acro

Acro’s Series 3 seat on display at Aircraft Interiors International Asia. Image: Lim Kok Wee / Low Kian Tiong

APEX Insight: Aircraft seating suppliers for the low-cost market Mirus and Acro are at the forefront of innovation in their sector. The former unveiled a customer design app at Aircraft Interiors International Asia and the latter showcased minimalist seat designs that optimize comfort, together proving that low-cost doesn’t equal low yields.

At the center of Mirus Aircraft Seating’s three-row display of black Hawk slimline seats on the Aircraft Interiors Asia showroom floor stands one seat outfitted in a houndstooth pattern. Ben McGuire, chief operating officer of Mirus, revealed that the customer-designed seat was inspired by the interior of a 1960s Porsche.

Patterns aren’t the only thing Mirus has borrowed from the automotive industry: The lightweight seat manufacturer – which secured a deal in April to equip AirAsia’s fleet of Airbus A320s with its economy seat – has debuted an app that allows customers to configure and customize their own seats on their personal devices.

After selecting add-ons and seat colors on the Hawk Experience app, customers can view their creation in augmented reality – a feature the manufacturer says is a first for the aircraft-seating sector.
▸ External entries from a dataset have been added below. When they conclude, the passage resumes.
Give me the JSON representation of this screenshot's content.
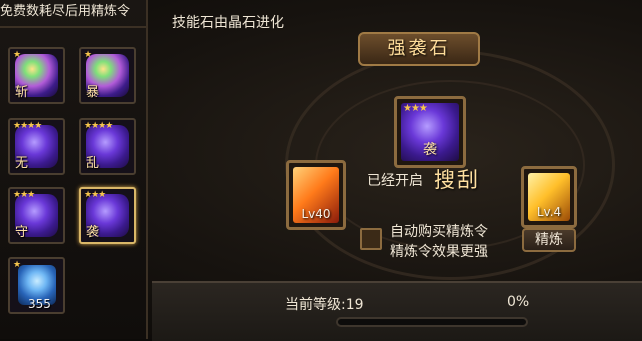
{
  "left_panel": {
    "header": "免费数耗尽后用精炼令",
    "items": [
      {
        "label": "斩",
        "stars": "★",
        "kind": "multi",
        "selected": false
      },
      {
        "label": "暴",
        "stars": "★",
        "kind": "multi",
        "selected": false
      },
      {
        "label": "无",
        "stars": "★★★★",
        "kind": "purple",
        "selected": false
      },
      {
        "label": "乱",
        "stars": "★★★★",
        "kind": "purple",
        "selected": false
      },
      {
        "label": "守",
        "stars": "★★★",
        "kind": "purple",
        "selected": false
      },
      {
        "label": "袭",
        "stars": "★★★",
        "kind": "purple",
        "selected": true
      },
      {
        "label": "355",
        "stars": "★",
        "kind": "blue-crystal",
        "selected": false
      }
    ]
  },
  "main": {
    "subtitle": "技能石由晶石进化",
    "title": "强袭石",
    "center_slot": {
      "stars": "★★★",
      "label": "袭"
    },
    "left_slot": {
      "level": "Lv40"
    },
    "right_slot": {
      "level": "Lv.4"
    },
    "opened_text": "已经开启",
    "opened_skill": "搜刮",
    "auto_buy_line1": "自动购买精炼令",
    "auto_buy_line2": "精炼令效果更强",
    "auto_buy_checked": false,
    "refine_button": "精炼"
  },
  "bottom": {
    "level_text": "当前等级:19",
    "percent_text": "0%",
    "progress": 0
  },
  "colors": {
    "gold_border": "#8c6b3f",
    "selected_border": "#d9b768",
    "star": "#f6c64d"
  }
}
Apart from streamlining the design process, McGuire said, the app was created as “something customers will remember them by.”

“We believe that lots of the innovations in the seat market come from low-cost carriers because they are pressed by economics to be innovative.” — Andrew Bowen, Acro

According to Andrew Bowen, commercial director of low-cost carrier (LCC) seating supplier Acro Aircraft Seating, the low-cost seating market is a breeding ground for such innovations. “We believe that lots of the innovations in the seat market come from low-cost carriers because they are pressed by economics to be innovative. These [innovations] can then be brought to flag carriers.”

Acro made its name in the LCC market for its lightweight, ergonomic, low-part count Series 3 seat, which is currently flying on board the likes of Spirit Airlines, Allegiant Air, Condor and Jet2.com. The manufacturer’s minimalist design philosophy is refined in its newly unveiled Series 6 seat, slated for launch on an undisclosed airline in mid-July.

The company’s “less is more,” 20th-century modernist style frees additional space around the seat; optimizing hidden dimensions is a requisite for comfort, Bowen explains. The comfort of Acro’s seats are matched only by their robustness, which Bowen demonstrated by climbing on to one of the seats on display.

Valerie is the digital copy editor of APEX Media.